Summarized by Kent Larsen
Hinckley's Visit to Troubled Indonesia Gets National Attention
Associated Press 27Jan00 N1
JAKARTA, INDONESIA -- LDS Church President Gordon B. Hinckley arrived in
Indonesia today as part of a scheduled trip through Asia and the
Pacific, just as fighting erupted between Christians and Muslims in
eastern Indonesia. The latest fighting, which started in the past three
days, has claimed the lives of 65 people, according to Indonesian
officials. More than 2,000 people have lost their lives in sectarian
violence in the past year.
The clashes occurred on the island of Bacan, part of the North Maluku
archipelago, 1,600 miles northeast of Jakarta. The latest violence is
said to be the result of an influx of Muslims into the area in recent
years. President Hinckley is nowhere near the fighting and the fighting
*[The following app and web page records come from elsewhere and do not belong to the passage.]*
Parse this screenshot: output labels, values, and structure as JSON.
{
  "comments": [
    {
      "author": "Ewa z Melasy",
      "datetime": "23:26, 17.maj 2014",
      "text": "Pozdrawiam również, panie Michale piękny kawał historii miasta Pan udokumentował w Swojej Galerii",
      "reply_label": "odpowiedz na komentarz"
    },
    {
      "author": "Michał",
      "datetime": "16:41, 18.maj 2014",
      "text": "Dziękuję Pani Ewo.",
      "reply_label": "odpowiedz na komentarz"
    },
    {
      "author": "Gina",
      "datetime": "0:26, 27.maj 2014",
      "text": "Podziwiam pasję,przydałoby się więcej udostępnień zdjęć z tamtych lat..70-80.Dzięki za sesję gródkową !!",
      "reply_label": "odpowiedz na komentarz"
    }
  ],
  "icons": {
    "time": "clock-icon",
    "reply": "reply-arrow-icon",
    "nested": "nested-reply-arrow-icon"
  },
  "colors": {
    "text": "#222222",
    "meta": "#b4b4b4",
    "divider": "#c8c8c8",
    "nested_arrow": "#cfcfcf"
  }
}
is not expected to interrupt his visit.
LDS Church officials told the Associated Press that the visit was at the
invitation of Indonesia's President Abdurrahman Wahid. Hinckley was
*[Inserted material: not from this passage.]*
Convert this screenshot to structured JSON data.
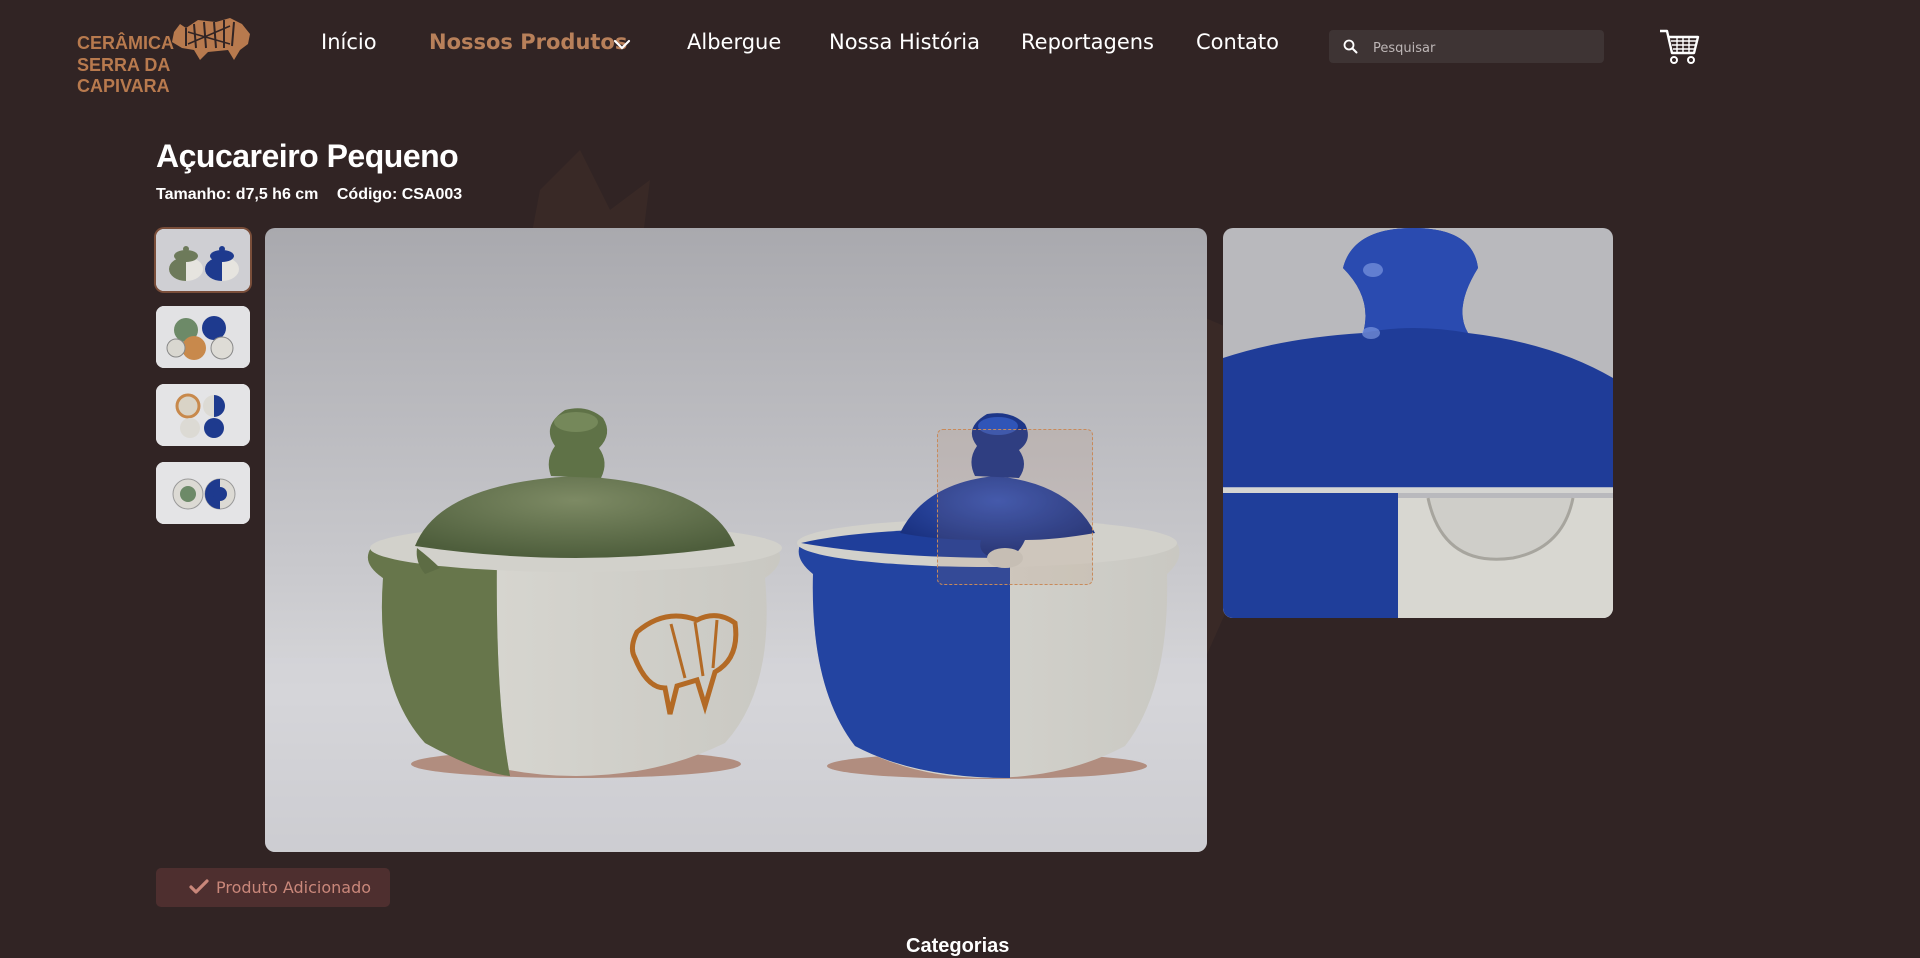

scheduled to have a private dinner with Wahid at the state palace
This is the first visit of an LDS President to Indonesia, where the
Church has about 5,000 members. LDS missionary work started in Indonesia
in the early 1970s, but the mission has twice been closed for several
years due to difficulties with the Indonesian government. The current
mission has been open since 1995.
The visit is a significant opportunity for the LDS Church which has
sought a good relationship with Wahid since before he became Indonesia's
president. Wahid became friends with an Californian LDS Church member
who was staying in Indonesia. When the LDS friend learned that Wahid was
going blind, he recommended an LDS doctor in Salt Lake City. Wahid then
went to Salt Lake to have surgery at the University of Utah's Medical
Center. Wahid first met Hinckley during a follow-up visit to Utah.